Since I published that article, I've gotten some version of this question well over a dozen times: why doesn't someone else start making Daraprim? The drug is 62 years old and its patents have long expired.
@sarahkliff Daraprim is an old drug. Why no competition from generic makers? Am sure there are some around the world. Drug is antimalarial— Cynical Idealist (@Uncovernonsense) September 22, 2015
But for Daraprim, the patent isn't really the issue. It's the fact that Daraprim isn't a frequently used drug. The New York Times estimates that between 8,000 and 12,000 prescriptions get filled annually. You could only fill about a quarter of a baseball stadium with the number of people who take the drug in a given year.
So think about a generic drug manufacturer looking at the Daraprim situation. There are fixed costs associated with building a new plant (or possible lost revenue on other drugs, if they switch production at an existing plant), getting samples of the drug, and figuring out how to make the generic product.
"You have to be able to sell a good amount to minimize average cost," says Craig Garthwaite, a health economist at Northwestern University's Kellogg School of Business.
And with Daraprim, there simply isn't a big enough patient population for a competitor to sell a "good amount" to. And this is, more generally, a problem with the markets for drugs that only a small number of patients use. They often aren't big enough to support two competitors.
Moreover, there's risk associated with starting a drug price war.
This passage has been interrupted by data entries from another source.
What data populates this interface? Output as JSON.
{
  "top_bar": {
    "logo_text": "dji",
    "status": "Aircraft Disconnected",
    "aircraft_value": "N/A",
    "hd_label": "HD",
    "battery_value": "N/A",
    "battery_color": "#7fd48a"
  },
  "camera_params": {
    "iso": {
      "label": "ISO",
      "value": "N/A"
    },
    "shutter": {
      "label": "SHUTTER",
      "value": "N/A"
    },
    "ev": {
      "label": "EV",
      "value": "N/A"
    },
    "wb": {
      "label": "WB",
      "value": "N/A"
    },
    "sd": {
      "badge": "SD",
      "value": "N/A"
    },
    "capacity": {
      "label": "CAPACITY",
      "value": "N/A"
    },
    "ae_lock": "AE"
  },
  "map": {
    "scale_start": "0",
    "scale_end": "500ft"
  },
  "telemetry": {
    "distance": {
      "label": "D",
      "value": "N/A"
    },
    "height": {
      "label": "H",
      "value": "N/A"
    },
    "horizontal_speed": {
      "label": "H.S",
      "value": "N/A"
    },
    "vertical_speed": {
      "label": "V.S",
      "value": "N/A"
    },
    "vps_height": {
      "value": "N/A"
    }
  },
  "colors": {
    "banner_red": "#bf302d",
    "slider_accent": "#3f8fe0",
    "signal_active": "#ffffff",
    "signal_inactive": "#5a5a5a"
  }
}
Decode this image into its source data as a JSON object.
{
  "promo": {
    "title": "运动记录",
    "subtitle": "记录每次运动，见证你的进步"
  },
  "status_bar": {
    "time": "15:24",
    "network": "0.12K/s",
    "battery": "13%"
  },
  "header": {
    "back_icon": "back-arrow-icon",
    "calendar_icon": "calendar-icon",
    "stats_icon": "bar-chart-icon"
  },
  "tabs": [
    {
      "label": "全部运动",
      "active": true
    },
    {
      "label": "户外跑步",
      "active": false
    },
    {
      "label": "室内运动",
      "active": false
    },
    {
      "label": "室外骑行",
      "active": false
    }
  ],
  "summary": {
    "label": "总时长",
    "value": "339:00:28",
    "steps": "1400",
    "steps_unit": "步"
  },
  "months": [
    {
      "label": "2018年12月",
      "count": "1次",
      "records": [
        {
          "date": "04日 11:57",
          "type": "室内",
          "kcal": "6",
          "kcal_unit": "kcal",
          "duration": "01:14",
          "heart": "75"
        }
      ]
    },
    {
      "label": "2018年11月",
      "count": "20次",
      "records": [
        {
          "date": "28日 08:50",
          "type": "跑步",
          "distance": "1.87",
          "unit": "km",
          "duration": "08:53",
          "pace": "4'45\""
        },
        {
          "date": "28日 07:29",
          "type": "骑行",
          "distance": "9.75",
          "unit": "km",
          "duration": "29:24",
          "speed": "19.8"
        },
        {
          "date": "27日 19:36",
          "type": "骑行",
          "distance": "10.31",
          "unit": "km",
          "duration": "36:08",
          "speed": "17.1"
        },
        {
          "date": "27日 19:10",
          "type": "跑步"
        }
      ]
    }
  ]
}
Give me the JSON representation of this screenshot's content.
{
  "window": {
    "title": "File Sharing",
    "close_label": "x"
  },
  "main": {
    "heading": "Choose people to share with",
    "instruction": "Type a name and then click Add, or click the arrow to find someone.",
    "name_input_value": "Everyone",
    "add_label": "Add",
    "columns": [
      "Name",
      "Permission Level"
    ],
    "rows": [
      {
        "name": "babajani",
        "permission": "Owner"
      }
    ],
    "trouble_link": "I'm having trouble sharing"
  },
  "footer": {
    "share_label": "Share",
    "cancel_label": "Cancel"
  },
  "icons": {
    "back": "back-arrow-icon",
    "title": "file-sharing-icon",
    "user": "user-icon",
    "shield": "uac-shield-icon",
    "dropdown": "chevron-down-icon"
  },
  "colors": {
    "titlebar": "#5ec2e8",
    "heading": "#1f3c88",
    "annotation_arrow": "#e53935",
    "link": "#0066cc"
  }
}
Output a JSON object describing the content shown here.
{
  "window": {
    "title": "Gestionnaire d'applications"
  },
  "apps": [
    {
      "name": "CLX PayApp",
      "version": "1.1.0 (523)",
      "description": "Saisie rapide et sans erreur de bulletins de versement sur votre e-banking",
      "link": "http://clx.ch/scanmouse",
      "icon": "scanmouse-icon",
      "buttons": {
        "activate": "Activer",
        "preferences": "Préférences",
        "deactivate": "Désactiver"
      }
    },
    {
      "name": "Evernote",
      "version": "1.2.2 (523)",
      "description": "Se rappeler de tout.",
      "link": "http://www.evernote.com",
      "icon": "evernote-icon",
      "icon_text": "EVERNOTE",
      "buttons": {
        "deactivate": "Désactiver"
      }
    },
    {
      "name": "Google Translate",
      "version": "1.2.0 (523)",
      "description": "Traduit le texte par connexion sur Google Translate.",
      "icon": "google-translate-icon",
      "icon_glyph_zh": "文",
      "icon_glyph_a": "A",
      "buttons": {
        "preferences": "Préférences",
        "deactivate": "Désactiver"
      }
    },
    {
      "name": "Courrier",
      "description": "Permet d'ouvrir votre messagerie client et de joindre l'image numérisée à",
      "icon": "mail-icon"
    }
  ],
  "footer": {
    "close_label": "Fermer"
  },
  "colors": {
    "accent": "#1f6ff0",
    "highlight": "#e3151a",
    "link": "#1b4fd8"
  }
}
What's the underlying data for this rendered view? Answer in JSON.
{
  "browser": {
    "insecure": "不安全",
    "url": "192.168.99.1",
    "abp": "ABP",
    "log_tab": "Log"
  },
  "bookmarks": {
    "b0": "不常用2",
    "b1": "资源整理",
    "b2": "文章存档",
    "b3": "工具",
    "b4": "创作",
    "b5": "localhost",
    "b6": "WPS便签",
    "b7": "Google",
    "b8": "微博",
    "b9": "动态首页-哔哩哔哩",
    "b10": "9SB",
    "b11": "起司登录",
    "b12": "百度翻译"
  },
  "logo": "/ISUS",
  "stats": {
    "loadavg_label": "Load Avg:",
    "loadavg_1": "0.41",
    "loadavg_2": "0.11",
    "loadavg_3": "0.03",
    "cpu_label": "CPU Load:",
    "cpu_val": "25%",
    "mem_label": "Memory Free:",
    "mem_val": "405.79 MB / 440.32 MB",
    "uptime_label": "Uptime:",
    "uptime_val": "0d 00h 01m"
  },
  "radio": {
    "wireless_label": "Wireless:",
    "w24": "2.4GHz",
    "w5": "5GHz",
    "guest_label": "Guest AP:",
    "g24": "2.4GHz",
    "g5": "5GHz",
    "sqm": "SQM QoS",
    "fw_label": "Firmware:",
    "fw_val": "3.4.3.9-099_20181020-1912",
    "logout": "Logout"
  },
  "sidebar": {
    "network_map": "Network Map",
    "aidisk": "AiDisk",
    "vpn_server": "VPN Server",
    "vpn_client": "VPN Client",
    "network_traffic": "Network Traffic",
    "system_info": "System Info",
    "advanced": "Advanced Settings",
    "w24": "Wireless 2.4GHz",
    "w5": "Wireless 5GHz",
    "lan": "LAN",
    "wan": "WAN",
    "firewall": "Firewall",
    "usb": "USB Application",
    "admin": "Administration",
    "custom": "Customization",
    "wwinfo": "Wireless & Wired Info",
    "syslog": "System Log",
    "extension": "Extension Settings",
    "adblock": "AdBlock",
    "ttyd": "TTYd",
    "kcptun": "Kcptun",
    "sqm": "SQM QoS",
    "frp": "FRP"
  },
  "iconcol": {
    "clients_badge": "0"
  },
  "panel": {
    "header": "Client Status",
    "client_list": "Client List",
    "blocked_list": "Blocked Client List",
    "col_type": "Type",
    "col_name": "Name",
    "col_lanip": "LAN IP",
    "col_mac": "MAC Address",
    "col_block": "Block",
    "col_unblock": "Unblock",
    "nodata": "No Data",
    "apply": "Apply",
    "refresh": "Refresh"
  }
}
Let's say I decide to launch Sarah's Generic Drug Company, and I'm pretty sure I can break even by slightly undercutting Turing and charging $700. What happens if Turing responds by dropping its price down to $500, or even back to $13.50? It will keep all its patients — and my nascent drug company is likely going bankrupt.
"As an economist, you see a revealed preference in the fact that no one else has entered the market and started making a Daraprim competitor," Garthwaite says. "If this was easy — if you could make artisinal Daraprim and sell it out of your food truck — someone would be doing it. But they're not."